The council would offer activities in workplaces, colleges, leisure venues and community centres, while developing people's skills and confidence to live independently, with support.
Dr Thomson said: 'We are working on pretty challenging plans, which may mean putting services together strategically, rather than having all these libraries or day centres spread out.
'Maybe we can put them together in newly created hubs in the right place – that's one of the ideas we are looking at.
'Some of those day centres date back to the 1960s and 1970s and maybe they are not so great. Let's celebrate the new ones we would be providing.'
Cliff Jordan, Conservative leader of the council, said people had become too dependent upon council services.
He said: 'We want them to take control of their lives. We are not stopping caring. We will continue to do that, but we want to help people to help themselves. It's about everyone working together.
'What we will do is put the building blocks in place to help people to achieve that.'
Steve Morphew, leader of the Labour group, said: 'It's their government and their austerity programme which has got us here, and it's people in this county who are going to get punished.'
The boss of a charity which champions disability rights has said it would be a huge shock to people who have become dependent on day centres if they were to close.
Mark Harrison, chief executive of Equal Lives, said: 'On the one hand it's to be welcomed, as most of the day services are stuck in the 1960s.
'But the problem is that people have become dependent on it and these aren't young people - these are people in their 40s. It will be a big shock for them and very difficult to move that particular group on.
'If it is to happen, then it needs to be done properly, not just driven by savings. And it needs to be led by disabled people themselves.'
Meanwhile, an extra 50 social workers could be heading to Norfolk to help clear a backlog of work - thanks to £35m of government funding.
The one-off funding has been provided to help the council manage pressures in the health and social care system and the council wants to hire more workers to tackle a backlog of 2,500-2,900 pieces of work.
Bill Borrett, chairman of the adult social care committee, said: 'This is an historic problem, which has existed for a number of years and I would like to address this with the new money.'
The committee will decide a week on Monday how to spend the money.

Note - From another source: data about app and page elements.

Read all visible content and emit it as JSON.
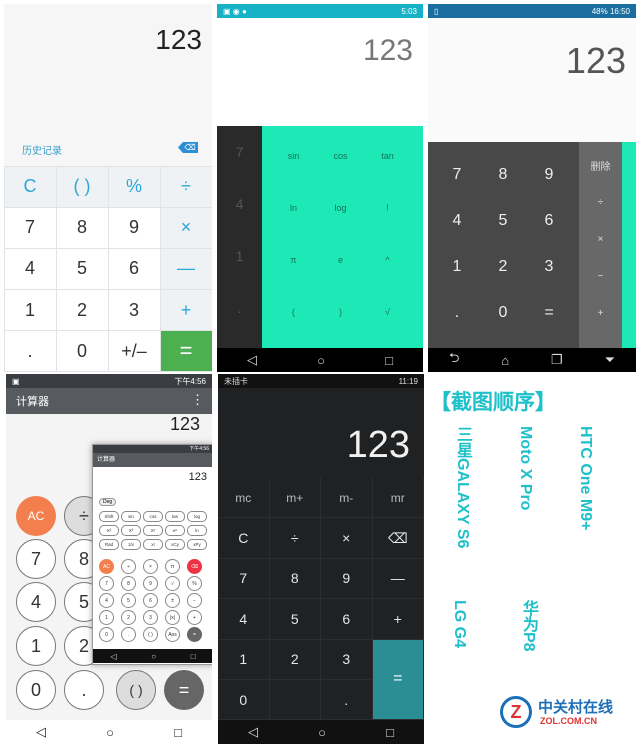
{
  "p1": {
    "display": "123",
    "history": "历史记录",
    "bs": "⌫",
    "keys": [
      [
        "C",
        "( )",
        "%",
        "÷"
      ],
      [
        "7",
        "8",
        "9",
        "×"
      ],
      [
        "4",
        "5",
        "6",
        "—"
      ],
      [
        "1",
        "2",
        "3",
        "+"
      ],
      [
        ".",
        "0",
        "+/–",
        "="
      ]
    ]
  },
  "p2": {
    "status_time": "5:03",
    "display": "123",
    "left_keys": [
      "7",
      "4",
      "1",
      "."
    ],
    "sci_keys": [
      [
        "sin",
        "cos",
        "tan"
      ],
      [
        "ln",
        "log",
        "!"
      ],
      [
        "π",
        "e",
        "^"
      ],
      [
        "(",
        ")",
        "√"
      ]
    ],
    "nav": [
      "◁",
      "○",
      "□"
    ]
  },
  "p3": {
    "status_battery": "48%",
    "status_time": "16:50",
    "display": "123",
    "keys": [
      [
        "7",
        "8",
        "9"
      ],
      [
        "4",
        "5",
        "6"
      ],
      [
        "1",
        "2",
        "3"
      ],
      [
        ".",
        "0",
        "="
      ]
    ],
    "ops": [
      "删除",
      "÷",
      "×",
      "−",
      "+"
    ],
    "nav": [
      "⮌",
      "⌂",
      "❐",
      "⏷"
    ]
  },
  "p4": {
    "status_time": "下午4:56",
    "title": "计算器",
    "display": "123",
    "keys": [
      [
        "AC",
        "÷"
      ],
      [
        "7",
        "8"
      ],
      [
        "4",
        "5"
      ],
      [
        "1",
        "2"
      ],
      [
        "0",
        ".",
        "( )",
        "="
      ]
    ],
    "overlay": {
      "status_time": "下午4:56",
      "title": "计算器",
      "display": "123",
      "deg": "Deg",
      "sci": [
        [
          "Shift",
          "sin",
          "cos",
          "tan",
          "log"
        ],
        [
          "X²",
          "X³",
          "Xʸ",
          "eˣ",
          "ln"
        ],
        [
          "Rad",
          "1/x",
          "x!",
          "xCy",
          "xPy"
        ]
      ],
      "keys": [
        [
          "AC",
          "÷",
          "×",
          "π",
          "⌫"
        ],
        [
          "7",
          "8",
          "9",
          "√",
          "%"
        ],
        [
          "4",
          "5",
          "6",
          "±",
          "−"
        ],
        [
          "1",
          "2",
          "3",
          "|x|",
          "+"
        ],
        [
          "0",
          ".",
          "( )",
          "Ans",
          "="
        ]
      ],
      "nav": [
        "◁",
        "○",
        "□"
      ]
    },
    "nav": [
      "◁",
      "○",
      "□"
    ]
  },
  "p5": {
    "status_left": "未插卡",
    "status_time": "11:19",
    "display": "123",
    "keys": [
      [
        "mc",
        "m+",
        "m-",
        "mr"
      ],
      [
        "C",
        "÷",
        "×",
        "⌫"
      ],
      [
        "7",
        "8",
        "9",
        "—"
      ],
      [
        "4",
        "5",
        "6",
        "+"
      ],
      [
        "1",
        "2",
        "3",
        "="
      ],
      [
        "0",
        "",
        ".",
        ""
      ]
    ],
    "nav": [
      "◁",
      "○",
      "□"
    ]
  },
  "p6": {
    "title": "【截图顺序】",
    "labels": [
      "三星GALAXY S6",
      "Moto X Pro",
      "HTC One M9+",
      "LG G4",
      "华为P8"
    ],
    "logo_main": "中关村在线",
    "logo_sub": "ZOL.COM.CN"
  },
  "colors": {
    "teal": "#1de9b6",
    "green": "#4caf50",
    "orange": "#f47f4e",
    "cyan": "#1ec0c9"
  }
}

The expansion of prevention schemes and re-ablement assistance for people discharged from hospital, but not yet ready to go home, are among other proposals for how to spend the extra cash in a department which will have to find £31m of savings within four years.